Segment Start: DATA TO PROCESS

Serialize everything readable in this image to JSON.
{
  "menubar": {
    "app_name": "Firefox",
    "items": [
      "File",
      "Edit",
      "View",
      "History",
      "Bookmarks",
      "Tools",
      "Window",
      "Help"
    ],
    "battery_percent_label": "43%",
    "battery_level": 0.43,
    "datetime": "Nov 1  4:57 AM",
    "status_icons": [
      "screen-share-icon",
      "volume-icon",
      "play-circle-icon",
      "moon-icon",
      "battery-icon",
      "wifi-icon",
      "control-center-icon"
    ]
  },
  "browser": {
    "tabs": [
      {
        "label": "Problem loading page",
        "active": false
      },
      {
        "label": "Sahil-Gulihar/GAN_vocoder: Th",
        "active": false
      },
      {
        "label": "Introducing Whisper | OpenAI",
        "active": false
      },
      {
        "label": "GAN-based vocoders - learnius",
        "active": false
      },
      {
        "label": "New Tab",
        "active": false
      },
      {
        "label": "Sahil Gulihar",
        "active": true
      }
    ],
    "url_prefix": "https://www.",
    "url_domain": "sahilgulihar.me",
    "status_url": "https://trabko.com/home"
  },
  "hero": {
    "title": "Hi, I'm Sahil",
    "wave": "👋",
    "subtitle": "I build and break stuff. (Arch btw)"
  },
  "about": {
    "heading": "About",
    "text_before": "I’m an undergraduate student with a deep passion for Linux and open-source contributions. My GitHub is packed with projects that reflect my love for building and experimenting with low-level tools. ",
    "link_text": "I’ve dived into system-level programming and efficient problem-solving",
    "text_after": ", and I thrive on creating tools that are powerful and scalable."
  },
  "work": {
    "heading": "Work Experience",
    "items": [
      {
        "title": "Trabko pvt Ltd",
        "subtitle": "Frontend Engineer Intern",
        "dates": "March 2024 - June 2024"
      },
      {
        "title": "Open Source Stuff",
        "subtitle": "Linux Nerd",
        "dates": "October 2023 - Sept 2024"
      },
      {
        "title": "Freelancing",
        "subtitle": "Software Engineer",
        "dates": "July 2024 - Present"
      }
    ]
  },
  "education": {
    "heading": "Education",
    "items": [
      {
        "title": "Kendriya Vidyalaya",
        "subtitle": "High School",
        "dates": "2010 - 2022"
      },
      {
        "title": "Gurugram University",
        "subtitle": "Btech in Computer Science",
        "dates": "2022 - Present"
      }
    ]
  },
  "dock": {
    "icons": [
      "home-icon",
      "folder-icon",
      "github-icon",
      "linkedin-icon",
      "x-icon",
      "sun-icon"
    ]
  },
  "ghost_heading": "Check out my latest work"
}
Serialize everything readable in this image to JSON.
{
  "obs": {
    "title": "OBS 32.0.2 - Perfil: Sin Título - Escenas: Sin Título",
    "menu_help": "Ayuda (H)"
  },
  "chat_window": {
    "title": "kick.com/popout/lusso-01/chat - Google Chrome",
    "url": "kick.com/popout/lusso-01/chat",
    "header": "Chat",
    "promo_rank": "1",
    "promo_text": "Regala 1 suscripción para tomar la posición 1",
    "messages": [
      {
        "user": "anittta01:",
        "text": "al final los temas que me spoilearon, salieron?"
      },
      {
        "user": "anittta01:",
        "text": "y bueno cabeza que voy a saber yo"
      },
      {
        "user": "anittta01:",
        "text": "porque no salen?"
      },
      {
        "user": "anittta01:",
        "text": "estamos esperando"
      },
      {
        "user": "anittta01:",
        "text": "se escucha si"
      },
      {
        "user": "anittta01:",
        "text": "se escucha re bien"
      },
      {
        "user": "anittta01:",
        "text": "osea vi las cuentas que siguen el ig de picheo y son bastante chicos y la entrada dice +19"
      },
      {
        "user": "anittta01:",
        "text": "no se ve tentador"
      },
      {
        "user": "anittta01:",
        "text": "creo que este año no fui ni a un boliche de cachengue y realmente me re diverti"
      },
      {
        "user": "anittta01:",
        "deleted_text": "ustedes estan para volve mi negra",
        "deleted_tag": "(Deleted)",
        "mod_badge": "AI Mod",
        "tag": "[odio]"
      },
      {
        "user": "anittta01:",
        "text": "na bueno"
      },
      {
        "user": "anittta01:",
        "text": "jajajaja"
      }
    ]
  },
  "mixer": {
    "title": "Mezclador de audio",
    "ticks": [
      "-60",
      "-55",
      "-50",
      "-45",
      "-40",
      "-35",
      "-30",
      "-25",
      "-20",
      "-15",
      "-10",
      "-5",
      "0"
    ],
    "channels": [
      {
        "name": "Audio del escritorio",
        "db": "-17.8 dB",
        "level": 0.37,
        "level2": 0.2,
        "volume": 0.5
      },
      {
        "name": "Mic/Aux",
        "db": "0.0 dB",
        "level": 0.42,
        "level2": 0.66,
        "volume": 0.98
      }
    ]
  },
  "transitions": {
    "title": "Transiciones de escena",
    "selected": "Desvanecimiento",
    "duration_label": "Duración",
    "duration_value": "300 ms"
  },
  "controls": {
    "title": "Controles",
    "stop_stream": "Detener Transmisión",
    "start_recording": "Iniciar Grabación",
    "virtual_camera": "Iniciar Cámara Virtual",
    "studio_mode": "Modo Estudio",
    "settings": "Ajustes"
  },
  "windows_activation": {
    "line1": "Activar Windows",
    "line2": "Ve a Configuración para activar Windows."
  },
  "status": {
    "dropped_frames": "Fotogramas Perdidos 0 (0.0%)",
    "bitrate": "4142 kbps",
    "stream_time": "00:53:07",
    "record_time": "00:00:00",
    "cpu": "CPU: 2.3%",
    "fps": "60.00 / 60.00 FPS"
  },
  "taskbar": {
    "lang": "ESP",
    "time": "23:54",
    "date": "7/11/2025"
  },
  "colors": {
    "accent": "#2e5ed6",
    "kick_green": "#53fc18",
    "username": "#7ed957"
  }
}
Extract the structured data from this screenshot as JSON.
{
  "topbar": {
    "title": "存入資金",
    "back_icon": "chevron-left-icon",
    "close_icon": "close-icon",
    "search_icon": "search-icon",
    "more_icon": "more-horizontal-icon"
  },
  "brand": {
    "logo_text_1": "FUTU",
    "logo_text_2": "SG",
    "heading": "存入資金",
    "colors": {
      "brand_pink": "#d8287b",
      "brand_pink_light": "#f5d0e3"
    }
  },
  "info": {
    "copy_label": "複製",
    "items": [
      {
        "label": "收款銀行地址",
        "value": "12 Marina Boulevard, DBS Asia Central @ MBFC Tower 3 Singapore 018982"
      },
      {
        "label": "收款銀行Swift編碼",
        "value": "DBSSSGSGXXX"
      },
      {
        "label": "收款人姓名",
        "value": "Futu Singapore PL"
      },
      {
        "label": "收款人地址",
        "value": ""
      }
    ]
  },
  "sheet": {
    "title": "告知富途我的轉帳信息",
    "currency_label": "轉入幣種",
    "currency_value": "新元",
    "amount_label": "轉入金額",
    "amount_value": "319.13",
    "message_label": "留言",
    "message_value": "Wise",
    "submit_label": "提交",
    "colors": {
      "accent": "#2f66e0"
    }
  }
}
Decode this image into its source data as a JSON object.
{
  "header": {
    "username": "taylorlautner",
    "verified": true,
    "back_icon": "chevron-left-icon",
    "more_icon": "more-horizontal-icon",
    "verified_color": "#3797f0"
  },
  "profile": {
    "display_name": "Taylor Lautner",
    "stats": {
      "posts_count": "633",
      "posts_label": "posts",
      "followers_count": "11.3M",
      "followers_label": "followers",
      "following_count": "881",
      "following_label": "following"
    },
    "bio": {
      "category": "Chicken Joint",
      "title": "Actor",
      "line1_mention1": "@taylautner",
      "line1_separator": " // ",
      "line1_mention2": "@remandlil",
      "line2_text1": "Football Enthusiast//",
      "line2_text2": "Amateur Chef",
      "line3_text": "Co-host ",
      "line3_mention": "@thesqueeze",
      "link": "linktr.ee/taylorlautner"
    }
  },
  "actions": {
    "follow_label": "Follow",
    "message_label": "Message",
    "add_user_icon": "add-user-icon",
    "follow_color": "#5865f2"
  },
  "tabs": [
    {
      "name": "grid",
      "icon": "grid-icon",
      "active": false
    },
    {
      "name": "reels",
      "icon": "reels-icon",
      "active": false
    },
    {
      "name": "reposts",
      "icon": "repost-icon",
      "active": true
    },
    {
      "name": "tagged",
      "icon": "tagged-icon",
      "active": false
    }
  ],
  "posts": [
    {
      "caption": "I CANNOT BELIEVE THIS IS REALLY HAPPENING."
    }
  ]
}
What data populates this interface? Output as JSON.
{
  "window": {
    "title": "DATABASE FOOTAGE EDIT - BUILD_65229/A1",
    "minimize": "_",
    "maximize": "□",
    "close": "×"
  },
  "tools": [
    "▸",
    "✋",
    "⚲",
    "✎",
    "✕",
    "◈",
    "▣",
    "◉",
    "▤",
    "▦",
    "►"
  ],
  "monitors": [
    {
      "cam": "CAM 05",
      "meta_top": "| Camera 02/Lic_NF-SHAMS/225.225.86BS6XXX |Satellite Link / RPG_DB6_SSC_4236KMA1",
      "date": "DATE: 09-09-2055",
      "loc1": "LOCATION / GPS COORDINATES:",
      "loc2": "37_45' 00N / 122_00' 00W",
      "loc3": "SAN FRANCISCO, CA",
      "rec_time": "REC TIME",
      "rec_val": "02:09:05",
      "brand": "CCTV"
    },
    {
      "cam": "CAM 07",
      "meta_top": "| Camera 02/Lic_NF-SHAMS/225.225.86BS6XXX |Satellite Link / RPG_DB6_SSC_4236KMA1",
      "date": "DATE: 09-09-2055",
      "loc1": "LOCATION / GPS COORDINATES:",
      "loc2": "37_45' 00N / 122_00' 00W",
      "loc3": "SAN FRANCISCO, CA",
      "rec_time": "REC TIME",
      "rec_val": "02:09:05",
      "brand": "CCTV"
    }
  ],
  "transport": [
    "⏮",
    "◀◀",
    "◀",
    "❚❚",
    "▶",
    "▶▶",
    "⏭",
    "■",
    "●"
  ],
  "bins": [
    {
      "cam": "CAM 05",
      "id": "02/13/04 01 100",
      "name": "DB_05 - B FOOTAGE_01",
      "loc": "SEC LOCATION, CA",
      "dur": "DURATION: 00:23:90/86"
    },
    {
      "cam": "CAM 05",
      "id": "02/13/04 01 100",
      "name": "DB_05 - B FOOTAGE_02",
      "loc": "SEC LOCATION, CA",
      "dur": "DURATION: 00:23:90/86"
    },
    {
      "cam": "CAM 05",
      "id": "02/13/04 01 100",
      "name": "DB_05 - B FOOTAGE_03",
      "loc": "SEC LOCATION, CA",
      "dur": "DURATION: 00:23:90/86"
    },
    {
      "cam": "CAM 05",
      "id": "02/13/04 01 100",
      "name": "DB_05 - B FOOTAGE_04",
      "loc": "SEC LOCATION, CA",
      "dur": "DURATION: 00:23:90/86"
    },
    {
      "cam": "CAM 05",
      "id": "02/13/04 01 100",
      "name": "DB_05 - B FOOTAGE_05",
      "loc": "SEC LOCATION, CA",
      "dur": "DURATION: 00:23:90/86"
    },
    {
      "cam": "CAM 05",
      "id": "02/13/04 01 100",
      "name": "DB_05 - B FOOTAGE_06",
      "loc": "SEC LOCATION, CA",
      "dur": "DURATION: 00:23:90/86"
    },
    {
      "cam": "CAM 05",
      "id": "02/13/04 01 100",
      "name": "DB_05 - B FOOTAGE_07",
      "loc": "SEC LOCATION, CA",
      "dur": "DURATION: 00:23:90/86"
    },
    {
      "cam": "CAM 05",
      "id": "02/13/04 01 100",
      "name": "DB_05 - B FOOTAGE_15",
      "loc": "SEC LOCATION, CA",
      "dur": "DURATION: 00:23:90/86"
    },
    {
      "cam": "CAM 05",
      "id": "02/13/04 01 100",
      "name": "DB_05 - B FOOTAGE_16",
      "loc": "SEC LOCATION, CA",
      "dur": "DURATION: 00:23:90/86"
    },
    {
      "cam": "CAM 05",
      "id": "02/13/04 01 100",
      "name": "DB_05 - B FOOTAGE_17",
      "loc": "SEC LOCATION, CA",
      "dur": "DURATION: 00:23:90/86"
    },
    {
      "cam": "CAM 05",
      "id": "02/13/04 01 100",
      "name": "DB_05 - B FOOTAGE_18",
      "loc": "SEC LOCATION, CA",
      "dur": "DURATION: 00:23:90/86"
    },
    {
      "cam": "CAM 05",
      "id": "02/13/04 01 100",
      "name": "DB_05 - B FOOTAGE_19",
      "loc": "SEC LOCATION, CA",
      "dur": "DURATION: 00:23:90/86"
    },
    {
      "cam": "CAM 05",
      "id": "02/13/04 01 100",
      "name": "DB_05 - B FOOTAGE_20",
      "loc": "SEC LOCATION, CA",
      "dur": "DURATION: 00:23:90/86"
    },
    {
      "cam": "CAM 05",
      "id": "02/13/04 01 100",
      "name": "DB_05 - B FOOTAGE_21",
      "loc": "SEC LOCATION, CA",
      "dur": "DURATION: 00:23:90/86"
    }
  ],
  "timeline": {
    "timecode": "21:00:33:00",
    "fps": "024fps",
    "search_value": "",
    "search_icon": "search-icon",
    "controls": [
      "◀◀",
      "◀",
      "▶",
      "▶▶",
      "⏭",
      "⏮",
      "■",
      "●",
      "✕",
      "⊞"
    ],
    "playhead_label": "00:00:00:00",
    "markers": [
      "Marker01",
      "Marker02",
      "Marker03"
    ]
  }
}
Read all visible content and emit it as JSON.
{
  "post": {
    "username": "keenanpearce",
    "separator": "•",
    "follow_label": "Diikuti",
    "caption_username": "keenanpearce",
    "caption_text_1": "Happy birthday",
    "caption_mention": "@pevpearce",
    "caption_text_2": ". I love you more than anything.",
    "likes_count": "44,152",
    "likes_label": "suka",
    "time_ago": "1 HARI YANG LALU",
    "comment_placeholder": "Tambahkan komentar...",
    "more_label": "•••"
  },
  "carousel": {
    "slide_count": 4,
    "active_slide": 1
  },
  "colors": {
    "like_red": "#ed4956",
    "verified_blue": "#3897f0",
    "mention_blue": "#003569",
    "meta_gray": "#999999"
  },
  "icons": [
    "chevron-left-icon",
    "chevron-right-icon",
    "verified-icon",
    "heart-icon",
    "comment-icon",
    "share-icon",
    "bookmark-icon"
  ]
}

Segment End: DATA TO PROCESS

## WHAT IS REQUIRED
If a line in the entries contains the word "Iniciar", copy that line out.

## ANSWER SPACE
    "start_recording": "Iniciar Grabación",
    "virtual_camera": "Iniciar Cámara Virtual",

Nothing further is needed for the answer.